  • Doc 0852/2015

    3

    the leverage ratio to be limited to a maximum of 3% and applied only at a group consolidated level so as to avoid an excessive overburden for smaller financial entities, and thus penalising local communities. Bearing the too-big-to-fail issue in mind and moving to a more macro view, WSBI welcomes the principles submitted by the Financial Stability Board (FSB) in respect of creating a more effective Risk Appetite Framework (RAF). In contrast, WSBI still has several concerns in relation to the introduction of the currently discussed total loss-absorbing capacity (TLAC). WSBI is of the opinion that it is of utmost importance that the TLAC framework is flexible enough to adapt to the already existing resolution framework at national level, such as the Bank Recovery and Resolution Directive (BRRD) including the minimum requirement for own funds and eligible liabilities (MREL) in the EU countries. Further, WSBI is concerned that the TLAC may end up applying to all banks, rather than only to global systemic banks (G-SIFIs), since market discipline will oblige non-G-SIFIs to increase their capital requirements to meet market expectations. Additionally, we would like decision makers to know that WSBI is in favour of the initiatives taken to address the risks stemming from shadow banking entities, which can be dangerous for the normal functioning of the financial system as they are difficult to monitor and help to elude the rules of the banking system.

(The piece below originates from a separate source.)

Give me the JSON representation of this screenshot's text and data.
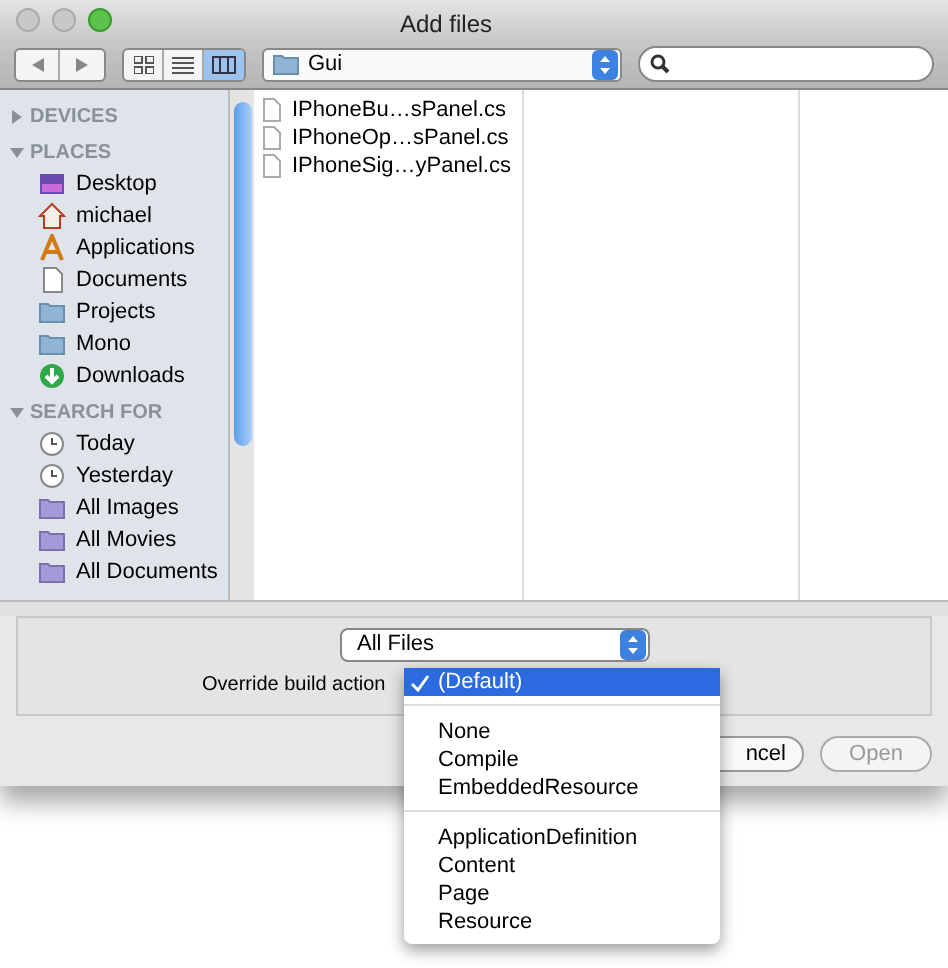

Thus, WSBI calls for an appropriate regulation of the shadow banking area, encompassing a specific regulation regime which should be applied to the other financial intermediaries (OFIs) which contribute to financial inclusion’s purposes (and therefore could be beneficial to society as a whole). Finally, WSBI members support the on-going worldwide initiatives to address tax avoidance and evasion. We believe that it is imperative to have one system for multilateral automatic exchange of information (AEOI). WSBI therefore calls for the different institutions involved to consider the enormous reporting requirements placed on individual institutions and to coordinate the request for information so as to ensure global standardisation. Buttressing sustainability: Development – improving access to financial services As a group, WSBI members are the largest provider of accounts for the poor worldwide. WSBI is fully committed to the goal of ‘An Account for Everyone’, which is the title of WSBI’s 2012 Marrakech Declaration. WSBI is also one of the Coalition of Partners that has committed to contribute to the achievement of the World Bank Group’s strategic goal of Universal Financial Access by 2020, as announced during a flagship event at the World Bank Spring meetings in April 2015. Given very high levels of dormancy globally, the focus must be on opening accounts that will actually be used. However, to be sustainable, banks should only be required to extend branch and agent networks to rural areas where a feasible business case can be obtained, but where that cannot be done they must engage with other more sustainable delivery mechanisms. Support is needed to remove obstacles to partnership model